Ain’t Enough Comin’ In is a traditional blues album with a highly distinctive and thoroughly authentic sound. If you haven’t heard Otis Rush before, one listen will be enough to get you wondering why on earth you haven’t. Rush, in my opinion, is one of the most under-mentioned and under-celebrated true blues greats. He may not have had the widely known tracks of some other artists, but as a musician his contribution is very difficult to beat.
His immense talent as a singer has, over the years, easily equalled, if not surpassed that of the universally-acknowledged greats – in any style, full stop. As a guitarist, Rush is an archetypal blues lead player. No gimmicks. No fancy effects. Just the almost inexplicable expressiveness and personality of a classic 1950s-style electric guitar – doing what its manufacturers designed it for. On this album, it’s an American Standard Fender Stratocaster with a stinging and edgy attack. A sound only a human being with a real guitar could make. No computer is gonna replace this. Not in my lifetime, anyway, I’m convinced.
One of the things that strikes me about Otis Rush, in musician’s terms, is that the vibrato in his guitar breaks is exactly the same as the vibrato in his voice. Smooth, even, and very deep and wide. I think that’s significant, because it essentially says he’s been totally deliberate about the nuances of his singing and playing. Vibrato characteristics are accidental for some musicians, but that’s not the case here I’m sure. This is the sound that was in Otis Rush’s head, brought to life through what must surely have been some pretty obsessive attention to detail.

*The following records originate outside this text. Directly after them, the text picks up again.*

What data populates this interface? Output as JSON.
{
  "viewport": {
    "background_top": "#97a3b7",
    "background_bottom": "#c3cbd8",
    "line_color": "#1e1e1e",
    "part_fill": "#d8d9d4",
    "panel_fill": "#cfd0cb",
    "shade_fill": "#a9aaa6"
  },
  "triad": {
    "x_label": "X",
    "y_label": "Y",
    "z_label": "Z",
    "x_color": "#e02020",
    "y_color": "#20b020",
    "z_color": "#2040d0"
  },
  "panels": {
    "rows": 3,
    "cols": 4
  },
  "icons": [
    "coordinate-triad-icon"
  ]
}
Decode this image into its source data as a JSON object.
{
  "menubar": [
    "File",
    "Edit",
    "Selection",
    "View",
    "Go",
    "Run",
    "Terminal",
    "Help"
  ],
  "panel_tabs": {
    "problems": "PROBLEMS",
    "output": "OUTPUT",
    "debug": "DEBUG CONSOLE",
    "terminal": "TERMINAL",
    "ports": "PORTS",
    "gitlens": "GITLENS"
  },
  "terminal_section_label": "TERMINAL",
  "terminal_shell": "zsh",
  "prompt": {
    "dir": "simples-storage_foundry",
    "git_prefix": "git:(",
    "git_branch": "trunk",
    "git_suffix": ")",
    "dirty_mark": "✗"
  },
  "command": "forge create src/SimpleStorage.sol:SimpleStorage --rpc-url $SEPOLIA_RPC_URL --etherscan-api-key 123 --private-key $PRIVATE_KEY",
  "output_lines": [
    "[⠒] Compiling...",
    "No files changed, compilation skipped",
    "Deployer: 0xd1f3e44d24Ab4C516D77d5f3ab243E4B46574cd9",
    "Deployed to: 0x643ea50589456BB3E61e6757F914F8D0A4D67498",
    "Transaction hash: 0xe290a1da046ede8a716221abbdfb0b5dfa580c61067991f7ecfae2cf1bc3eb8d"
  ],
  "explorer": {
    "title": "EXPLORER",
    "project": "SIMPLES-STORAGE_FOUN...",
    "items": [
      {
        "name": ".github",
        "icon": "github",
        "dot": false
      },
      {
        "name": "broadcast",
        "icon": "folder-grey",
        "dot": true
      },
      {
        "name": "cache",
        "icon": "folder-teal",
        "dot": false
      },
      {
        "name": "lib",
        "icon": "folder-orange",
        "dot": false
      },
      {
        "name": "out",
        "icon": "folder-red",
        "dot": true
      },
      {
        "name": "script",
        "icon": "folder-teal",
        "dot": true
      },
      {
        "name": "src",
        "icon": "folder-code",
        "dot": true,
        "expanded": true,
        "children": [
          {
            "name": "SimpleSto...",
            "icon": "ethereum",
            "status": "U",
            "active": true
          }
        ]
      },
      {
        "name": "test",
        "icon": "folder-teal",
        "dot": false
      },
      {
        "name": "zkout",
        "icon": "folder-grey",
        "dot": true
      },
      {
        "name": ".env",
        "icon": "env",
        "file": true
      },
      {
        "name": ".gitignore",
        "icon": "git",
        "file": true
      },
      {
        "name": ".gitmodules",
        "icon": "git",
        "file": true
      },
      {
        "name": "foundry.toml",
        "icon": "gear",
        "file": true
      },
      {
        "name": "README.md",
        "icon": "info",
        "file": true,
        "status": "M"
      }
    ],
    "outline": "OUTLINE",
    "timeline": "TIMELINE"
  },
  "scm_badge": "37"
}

Another important feature of this type of blues guitar is the micro-tuning of the string bends. These real, authentic players always used deliberate skewing when bending strings. The guitar’s perfectly in tune, but the strings are pulled and stretched into very precise misalignments which create the essence of the best old Chicago blues. It takes a hell of a lot of control and discipline for a guitarist to subvert the tuning in that way, but it’s incredibly effective. The technique moves away from the Western classical theory of there being just twelve notes in the scale, and broadens out the concept of musical pitch into something almost infinite.
In truth, there aren’t many massively memorable songs on this album. Homework is an obvious exception. But blues is pretty rigid in structure anyway, and for many decades it’s been next to impossible to write something completely new and highly memorable without straying from that strict formula. I think in the blues genre it had pretty much all been done before Eric Clapton ever reared his head. Hendrix took blues through its final stage of development, and since then it’s really just been about the authenticity – recapturing or maintaining the style. But make no mistake: this album is the style. It’s not a copy or a tribute. It’s the real thing.